[[ Supplied entries open ]]

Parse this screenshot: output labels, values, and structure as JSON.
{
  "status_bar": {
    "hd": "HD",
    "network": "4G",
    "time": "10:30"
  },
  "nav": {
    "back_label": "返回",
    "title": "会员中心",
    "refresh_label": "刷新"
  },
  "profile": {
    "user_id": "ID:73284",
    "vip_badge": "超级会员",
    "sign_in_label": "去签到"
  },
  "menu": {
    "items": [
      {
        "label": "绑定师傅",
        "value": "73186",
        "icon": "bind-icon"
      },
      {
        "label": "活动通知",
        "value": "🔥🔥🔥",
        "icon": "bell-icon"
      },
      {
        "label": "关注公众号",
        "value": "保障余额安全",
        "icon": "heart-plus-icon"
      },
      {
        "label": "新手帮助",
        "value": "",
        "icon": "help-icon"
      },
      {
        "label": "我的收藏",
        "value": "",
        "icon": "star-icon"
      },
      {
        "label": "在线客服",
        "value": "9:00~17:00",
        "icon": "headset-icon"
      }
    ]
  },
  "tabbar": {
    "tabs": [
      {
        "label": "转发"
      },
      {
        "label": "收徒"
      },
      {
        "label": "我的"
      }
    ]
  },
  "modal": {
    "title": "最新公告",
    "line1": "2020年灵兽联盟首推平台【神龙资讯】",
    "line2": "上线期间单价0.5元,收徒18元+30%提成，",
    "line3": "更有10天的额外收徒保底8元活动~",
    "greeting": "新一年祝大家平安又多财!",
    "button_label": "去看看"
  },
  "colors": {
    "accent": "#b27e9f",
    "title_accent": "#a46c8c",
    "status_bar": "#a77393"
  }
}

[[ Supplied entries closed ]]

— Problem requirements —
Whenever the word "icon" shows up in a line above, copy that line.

— Solution to this exercise —
        "icon": "bind-icon"
        "icon": "bell-icon"
        "icon": "heart-plus-icon"
        "icon": "help-icon"
        "icon": "star-icon"
        "icon": "headset-icon"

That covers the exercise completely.